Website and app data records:
--------------------------------------------------

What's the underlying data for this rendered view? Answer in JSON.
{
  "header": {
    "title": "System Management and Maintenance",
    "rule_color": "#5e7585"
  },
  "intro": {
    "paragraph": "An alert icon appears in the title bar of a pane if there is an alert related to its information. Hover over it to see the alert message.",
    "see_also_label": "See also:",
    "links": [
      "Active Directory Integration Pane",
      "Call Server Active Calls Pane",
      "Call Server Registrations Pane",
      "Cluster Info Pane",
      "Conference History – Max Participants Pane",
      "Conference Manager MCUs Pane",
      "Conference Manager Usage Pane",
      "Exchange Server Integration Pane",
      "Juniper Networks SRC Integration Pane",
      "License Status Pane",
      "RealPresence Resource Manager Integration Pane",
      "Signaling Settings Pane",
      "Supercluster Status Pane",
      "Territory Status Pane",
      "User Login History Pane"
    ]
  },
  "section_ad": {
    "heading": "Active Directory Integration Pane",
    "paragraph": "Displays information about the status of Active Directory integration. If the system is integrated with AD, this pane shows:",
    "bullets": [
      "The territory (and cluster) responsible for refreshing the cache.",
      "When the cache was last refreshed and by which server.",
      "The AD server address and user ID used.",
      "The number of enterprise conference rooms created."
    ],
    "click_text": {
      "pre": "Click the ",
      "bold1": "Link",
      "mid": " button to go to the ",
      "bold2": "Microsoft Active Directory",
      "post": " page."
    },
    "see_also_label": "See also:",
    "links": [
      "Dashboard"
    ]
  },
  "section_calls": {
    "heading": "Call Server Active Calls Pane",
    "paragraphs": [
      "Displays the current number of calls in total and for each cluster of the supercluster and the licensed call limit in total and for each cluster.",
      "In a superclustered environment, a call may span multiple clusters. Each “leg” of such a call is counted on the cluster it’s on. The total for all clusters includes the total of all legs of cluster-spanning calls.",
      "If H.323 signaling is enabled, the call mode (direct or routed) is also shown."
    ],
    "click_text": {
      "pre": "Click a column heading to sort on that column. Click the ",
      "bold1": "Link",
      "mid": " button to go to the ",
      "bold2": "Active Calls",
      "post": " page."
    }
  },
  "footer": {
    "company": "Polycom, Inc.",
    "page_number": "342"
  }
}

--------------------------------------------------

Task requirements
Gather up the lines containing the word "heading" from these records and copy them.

Output
    "heading": "Active Directory Integration Pane",
    "heading": "Call Server Active Calls Pane",
      "pre": "Click a column heading to sort on that column. Click the ",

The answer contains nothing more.